BEGIN DATA PROVIDED

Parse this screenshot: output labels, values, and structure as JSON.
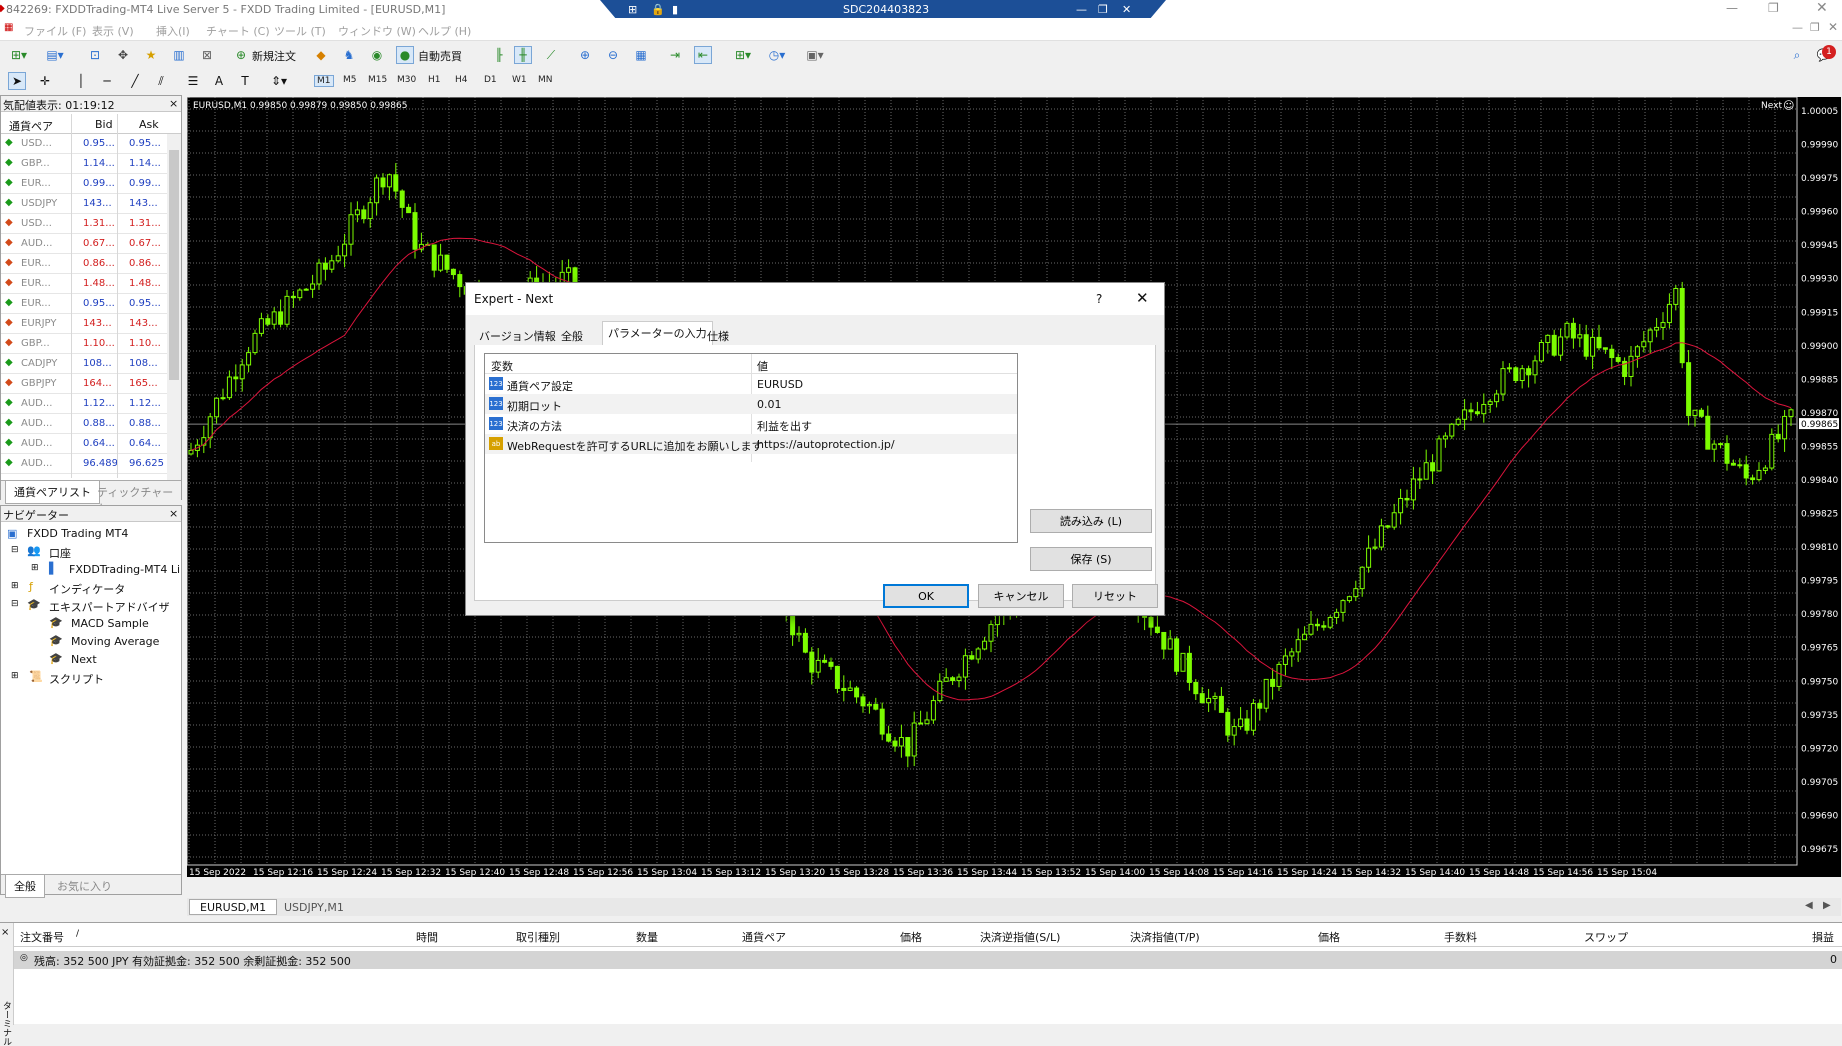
{
  "window": {
    "title": "842269: FXDDTrading-MT4 Live Server 5 - FXDD Trading Limited - [EURUSD,M1]",
    "rd_title": "SDC204403823"
  },
  "menu": [
    "ファイル (F)",
    "表示 (V)",
    "挿入(I)",
    "チャート (C)",
    "ツール (T)",
    "ウィンドウ (W)",
    "ヘルプ (H)"
  ],
  "toolbar": {
    "new_order": "新規注文",
    "auto_trade": "自動売買",
    "alert_count": "1"
  },
  "timeframes": [
    "M1",
    "M5",
    "M15",
    "M30",
    "H1",
    "H4",
    "D1",
    "W1",
    "MN"
  ],
  "market_watch": {
    "title": "気配値表示: 01:19:12",
    "headers": [
      "通貨ペア",
      "Bid",
      "Ask"
    ],
    "rows": [
      {
        "sym": "USD...",
        "bid": "0.95...",
        "ask": "0.95...",
        "dir": "up"
      },
      {
        "sym": "GBP...",
        "bid": "1.14...",
        "ask": "1.14...",
        "dir": "up"
      },
      {
        "sym": "EUR...",
        "bid": "0.99...",
        "ask": "0.99...",
        "dir": "up"
      },
      {
        "sym": "USDJPY",
        "bid": "143...",
        "ask": "143...",
        "dir": "up"
      },
      {
        "sym": "USD...",
        "bid": "1.31...",
        "ask": "1.31...",
        "dir": "down"
      },
      {
        "sym": "AUD...",
        "bid": "0.67...",
        "ask": "0.67...",
        "dir": "down"
      },
      {
        "sym": "EUR...",
        "bid": "0.86...",
        "ask": "0.86...",
        "dir": "down"
      },
      {
        "sym": "EUR...",
        "bid": "1.48...",
        "ask": "1.48...",
        "dir": "down"
      },
      {
        "sym": "EUR...",
        "bid": "0.95...",
        "ask": "0.95...",
        "dir": "up"
      },
      {
        "sym": "EURJPY",
        "bid": "143...",
        "ask": "143...",
        "dir": "down"
      },
      {
        "sym": "GBP...",
        "bid": "1.10...",
        "ask": "1.10...",
        "dir": "down"
      },
      {
        "sym": "CADJPY",
        "bid": "108...",
        "ask": "108...",
        "dir": "up"
      },
      {
        "sym": "GBPJPY",
        "bid": "164...",
        "ask": "165...",
        "dir": "down"
      },
      {
        "sym": "AUD...",
        "bid": "1.12...",
        "ask": "1.12...",
        "dir": "up"
      },
      {
        "sym": "AUD...",
        "bid": "0.88...",
        "ask": "0.88...",
        "dir": "up"
      },
      {
        "sym": "AUD...",
        "bid": "0.64...",
        "ask": "0.64...",
        "dir": "up"
      },
      {
        "sym": "AUD...",
        "bid": "96.489",
        "ask": "96.625",
        "dir": "up"
      }
    ],
    "tabs": [
      "通貨ペアリスト",
      "ティックチャート"
    ]
  },
  "navigator": {
    "title": "ナビゲーター",
    "items": [
      "FXDD Trading MT4",
      "口座",
      "FXDDTrading-MT4 Li",
      "インディケータ",
      "エキスパートアドバイザ",
      "MACD Sample",
      "Moving Average",
      "Next",
      "スクリプト"
    ],
    "tabs": [
      "全般",
      "お気に入り"
    ]
  },
  "chart": {
    "info": "EURUSD,M1  0.99850 0.99879 0.99850 0.99865",
    "ea_label": "Next",
    "current_price": "0.99865",
    "price_labels": [
      "1.00005",
      "0.99990",
      "0.99975",
      "0.99960",
      "0.99945",
      "0.99930",
      "0.99915",
      "0.99900",
      "0.99885",
      "0.99870",
      "0.99865",
      "0.99855",
      "0.99840",
      "0.99825",
      "0.99810",
      "0.99795",
      "0.99780",
      "0.99765",
      "0.99750",
      "0.99735",
      "0.99720",
      "0.99705",
      "0.99690",
      "0.99675"
    ],
    "time_labels": [
      "15 Sep 2022",
      "15 Sep 12:16",
      "15 Sep 12:24",
      "15 Sep 12:32",
      "15 Sep 12:40",
      "15 Sep 12:48",
      "15 Sep 12:56",
      "15 Sep 13:04",
      "15 Sep 13:12",
      "15 Sep 13:20",
      "15 Sep 13:28",
      "15 Sep 13:36",
      "15 Sep 13:44",
      "15 Sep 13:52",
      "15 Sep 14:00",
      "15 Sep 14:08",
      "15 Sep 14:16",
      "15 Sep 14:24",
      "15 Sep 14:32",
      "15 Sep 14:40",
      "15 Sep 14:48",
      "15 Sep 14:56",
      "15 Sep 15:04"
    ],
    "tabs": [
      "EURUSD,M1",
      "USDJPY,M1"
    ],
    "bull_color": "#7cfc00",
    "ma_color": "#dc143c"
  },
  "terminal": {
    "columns": [
      "注文番号",
      "時間",
      "取引種別",
      "数量",
      "通貨ペア",
      "価格",
      "決済逆指値(S/L)",
      "決済指値(T/P)",
      "価格",
      "手数料",
      "スワップ",
      "損益"
    ],
    "balance": "残高: 352 500 JPY  有効証拠金: 352 500  余剰証拠金: 352 500",
    "profit": "0",
    "side_label": "ターミナル"
  },
  "dialog": {
    "title": "Expert - Next",
    "help": "?",
    "tabs": [
      "バージョン情報",
      "全般",
      "パラメーターの入力",
      "仕様"
    ],
    "col_var": "変数",
    "col_val": "値",
    "params": [
      {
        "type": "123",
        "name": "通貨ペア設定",
        "value": "EURUSD"
      },
      {
        "type": "123",
        "name": "初期ロット",
        "value": "0.01"
      },
      {
        "type": "123",
        "name": "決済の方法",
        "value": "利益を出す"
      },
      {
        "type": "ab",
        "name": "WebRequestを許可するURLに追加をお願いします",
        "value": "https://autoprotection.jp/"
      }
    ],
    "load": "読み込み (L)",
    "save": "保存 (S)",
    "ok": "OK",
    "cancel": "キャンセル",
    "reset": "リセット"
  }
}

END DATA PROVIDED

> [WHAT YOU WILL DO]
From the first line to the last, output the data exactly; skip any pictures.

> [TASK ANSWER]
Parse this screenshot: output labels, values, and structure as JSON.
{
  "window": {
    "title": "842269: FXDDTrading-MT4 Live Server 5 - FXDD Trading Limited - [EURUSD,M1]",
    "rd_title": "SDC204403823"
  },
  "menu": [
    "ファイル (F)",
    "表示 (V)",
    "挿入(I)",
    "チャート (C)",
    "ツール (T)",
    "ウィンドウ (W)",
    "ヘルプ (H)"
  ],
  "toolbar": {
    "new_order": "新規注文",
    "auto_trade": "自動売買",
    "alert_count": "1"
  },
  "timeframes": [
    "M1",
    "M5",
    "M15",
    "M30",
    "H1",
    "H4",
    "D1",
    "W1",
    "MN"
  ],
  "market_watch": {
    "title": "気配値表示: 01:19:12",
    "headers": [
      "通貨ペア",
      "Bid",
      "Ask"
    ],
    "rows": [
      {
        "sym": "USD...",
        "bid": "0.95...",
        "ask": "0.95...",
        "dir": "up"
      },
      {
        "sym": "GBP...",
        "bid": "1.14...",
        "ask": "1.14...",
        "dir": "up"
      },
      {
        "sym": "EUR...",
        "bid": "0.99...",
        "ask": "0.99...",
        "dir": "up"
      },
      {
        "sym": "USDJPY",
        "bid": "143...",
        "ask": "143...",
        "dir": "up"
      },
      {
        "sym": "USD...",
        "bid": "1.31...",
        "ask": "1.31...",
        "dir": "down"
      },
      {
        "sym": "AUD...",
        "bid": "0.67...",
        "ask": "0.67...",
        "dir": "down"
      },
      {
        "sym": "EUR...",
        "bid": "0.86...",
        "ask": "0.86...",
        "dir": "down"
      },
      {
        "sym": "EUR...",
        "bid": "1.48...",
        "ask": "1.48...",
        "dir": "down"
      },
      {
        "sym": "EUR...",
        "bid": "0.95...",
        "ask": "0.95...",
        "dir": "up"
      },
      {
        "sym": "EURJPY",
        "bid": "143...",
        "ask": "143...",
        "dir": "down"
      },
      {
        "sym": "GBP...",
        "bid": "1.10...",
        "ask": "1.10...",
        "dir": "down"
      },
      {
        "sym": "CADJPY",
        "bid": "108...",
        "ask": "108...",
        "dir": "up"
      },
      {
        "sym": "GBPJPY",
        "bid": "164...",
        "ask": "165...",
        "dir": "down"
      },
      {
        "sym": "AUD...",
        "bid": "1.12...",
        "ask": "1.12...",
        "dir": "up"
      },
      {
        "sym": "AUD...",
        "bid": "0.88...",
        "ask": "0.88...",
        "dir": "up"
      },
      {
        "sym": "AUD...",
        "bid": "0.64...",
        "ask": "0.64...",
        "dir": "up"
      },
      {
        "sym": "AUD...",
        "bid": "96.489",
        "ask": "96.625",
        "dir": "up"
      }
    ],
    "tabs": [
      "通貨ペアリスト",
      "ティックチャート"
    ]
  },
  "navigator": {
    "title": "ナビゲーター",
    "items": [
      "FXDD Trading MT4",
      "口座",
      "FXDDTrading-MT4 Li",
      "インディケータ",
      "エキスパートアドバイザ",
      "MACD Sample",
      "Moving Average",
      "Next",
      "スクリプト"
    ],
    "tabs": [
      "全般",
      "お気に入り"
    ]
  },
  "chart": {
    "info": "EURUSD,M1  0.99850 0.99879 0.99850 0.99865",
    "ea_label": "Next",
    "current_price": "0.99865",
    "price_labels": [
      "1.00005",
      "0.99990",
      "0.99975",
      "0.99960",
      "0.99945",
      "0.99930",
      "0.99915",
      "0.99900",
      "0.99885",
      "0.99870",
      "0.99865",
      "0.99855",
      "0.99840",
      "0.99825",
      "0.99810",
      "0.99795",
      "0.99780",
      "0.99765",
      "0.99750",
      "0.99735",
      "0.99720",
      "0.99705",
      "0.99690",
      "0.99675"
    ],
    "time_labels": [
      "15 Sep 2022",
      "15 Sep 12:16",
      "15 Sep 12:24",
      "15 Sep 12:32",
      "15 Sep 12:40",
      "15 Sep 12:48",
      "15 Sep 12:56",
      "15 Sep 13:04",
      "15 Sep 13:12",
      "15 Sep 13:20",
      "15 Sep 13:28",
      "15 Sep 13:36",
      "15 Sep 13:44",
      "15 Sep 13:52",
      "15 Sep 14:00",
      "15 Sep 14:08",
      "15 Sep 14:16",
      "15 Sep 14:24",
      "15 Sep 14:32",
      "15 Sep 14:40",
      "15 Sep 14:48",
      "15 Sep 14:56",
      "15 Sep 15:04"
    ],
    "tabs": [
      "EURUSD,M1",
      "USDJPY,M1"
    ],
    "bull_color": "#7cfc00",
    "ma_color": "#dc143c"
  },
  "terminal": {
    "columns": [
      "注文番号",
      "時間",
      "取引種別",
      "数量",
      "通貨ペア",
      "価格",
      "決済逆指値(S/L)",
      "決済指値(T/P)",
      "価格",
      "手数料",
      "スワップ",
      "損益"
    ],
    "balance": "残高: 352 500 JPY  有効証拠金: 352 500  余剰証拠金: 352 500",
    "profit": "0",
    "side_label": "ターミナル"
  },
  "dialog": {
    "title": "Expert - Next",
    "help": "?",
    "tabs": [
      "バージョン情報",
      "全般",
      "パラメーターの入力",
      "仕様"
    ],
    "col_var": "変数",
    "col_val": "値",
    "params": [
      {
        "type": "123",
        "name": "通貨ペア設定",
        "value": "EURUSD"
      },
      {
        "type": "123",
        "name": "初期ロット",
        "value": "0.01"
      },
      {
        "type": "123",
        "name": "決済の方法",
        "value": "利益を出す"
      },
      {
        "type": "ab",
        "name": "WebRequestを許可するURLに追加をお願いします",
        "value": "https://autoprotection.jp/"
      }
    ],
    "load": "読み込み (L)",
    "save": "保存 (S)",
    "ok": "OK",
    "cancel": "キャンセル",
    "reset": "リセット"
  }
}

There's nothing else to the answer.